AFROTC Field Training normally occurs at Maxwell Air Force Base, Alabama, but was moved to Shelby to accommodate this year’s increased cadet throughput requirements. The training site is located near Hattiesburg, about 240 miles southwest of Maxwell.
“Due to the COVID-19 pandemic, roughly 1,400 cadets were deferred from attending field training last year at Maxwell and need to attend this year on top of the normal annual throughput,” said Space Force Col. Paul Tombarge, commander of the field training encampment.
Through the summer, AFROTC personnel will train six overlapping encampments of 560-580 cadets each.
To help mitigate a possible outbreak of COVID-19 during this year’s field training, AFROTC leadership implemented several levels of safety precautions. First, more than half of the personnel were fully vaccinated against COVID-19 prior to the start of the course. Anyone not fully vaccinated must undergo a seven-day “restriction of movement” and must have a negative COVID-19 test before reintegrating. Second, all trainees and cadre will wear masks indoors and on busses regardless of vaccination status. Third, all facilities will be sanitized between encampments.
To conduct this massive course, more than 300 active-duty personnel and nearly 150 cadet training assistants from AFROTC and the U.S. Air Force Academy were employed as part of an expeditionary field training unit that mirrored an air expeditionary wing construct. This includes a training group, two operations groups, a medical group, a mission support group, a team of chaplains and a command post.
AFROTC Field Training is a congressionally mandated evaluation of cadets' preparedness to progress into the Professional Officer Course, or “upper-class,” where they will lead at their detachments as they progress toward becoming a leader in the U.S. Air Force and the U.S. Space Force. Normally conducted between a cadet's sophomore and junior years, field training is designed to place cadets in a rigorous and unfamiliar training environment, testing them physically, mentally and emotionally.
Field training is a four-phase program, explained Tombarge.
During phase I, cadets are evaluated on their preparation and individual readiness. This includes a field training officer interview, academic exams, flight drill evaluations and a physical fitness assessment. In phase II, cadets are trained on battlefield skills such as land navigation, tactical combat casualty care and small-unit tactics. In phase III, cadets will be evaluated leading their teams through leadership reaction course events and mission scenarios in a simulated deployed environment. Finally, in phase IV, cadets begin their entry into the AFROTC POC by completing a tactical-level, leadership-training course.

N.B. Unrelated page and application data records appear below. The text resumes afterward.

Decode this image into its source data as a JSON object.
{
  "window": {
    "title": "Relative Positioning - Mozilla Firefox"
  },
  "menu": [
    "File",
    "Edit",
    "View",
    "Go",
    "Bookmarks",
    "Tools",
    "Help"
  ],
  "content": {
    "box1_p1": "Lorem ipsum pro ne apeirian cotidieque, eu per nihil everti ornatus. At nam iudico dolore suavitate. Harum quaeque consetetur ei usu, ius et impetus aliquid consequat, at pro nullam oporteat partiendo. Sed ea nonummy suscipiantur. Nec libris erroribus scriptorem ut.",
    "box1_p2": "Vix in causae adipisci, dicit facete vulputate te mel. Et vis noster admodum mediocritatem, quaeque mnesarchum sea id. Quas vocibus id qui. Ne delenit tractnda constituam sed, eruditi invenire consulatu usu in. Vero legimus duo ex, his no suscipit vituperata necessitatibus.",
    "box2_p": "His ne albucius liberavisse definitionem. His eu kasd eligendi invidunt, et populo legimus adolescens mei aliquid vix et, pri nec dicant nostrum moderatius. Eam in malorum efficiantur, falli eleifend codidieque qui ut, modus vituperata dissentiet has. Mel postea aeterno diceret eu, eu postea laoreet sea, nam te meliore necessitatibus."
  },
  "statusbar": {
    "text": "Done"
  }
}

“We end with a graduation ceremony that includes an inspirational discussion with a Medal of Honor winner,” said Tombarge.
Field training is a necessary milestone in a cadet’s journey to commissioning.
Cadet Training Assistant Rose Lees said, “It is critical that cadets be evaluated in a stressful and unfamiliar field training environment to see how they lead and follow under immense pressure and while working with unfamiliar cadets from across the nation. Additionally, the field training experience provides an opportunity for cadets to find their inner confidence through leadership exercises and teamwork while working within their flight.”
Orchestrating and conducting field training at a location other than Maxwell took a Herculean effort by all involved, said the Headquarters Air Force ROTC commander.
“Executing field training at Camp Shelby this year was a tremendous undertaking,” said Col. Christopher Bennett, Air Force ROTC commander. “Successfully tackling the logistical and manpower requirements to conduct field training in a completely unfamiliar environment, and at nearly twice the normal cadet capacity, required complex planning and speaks volumes about the field training enterprise, to include all the cadre and CTAs in place at Camp Shelby.”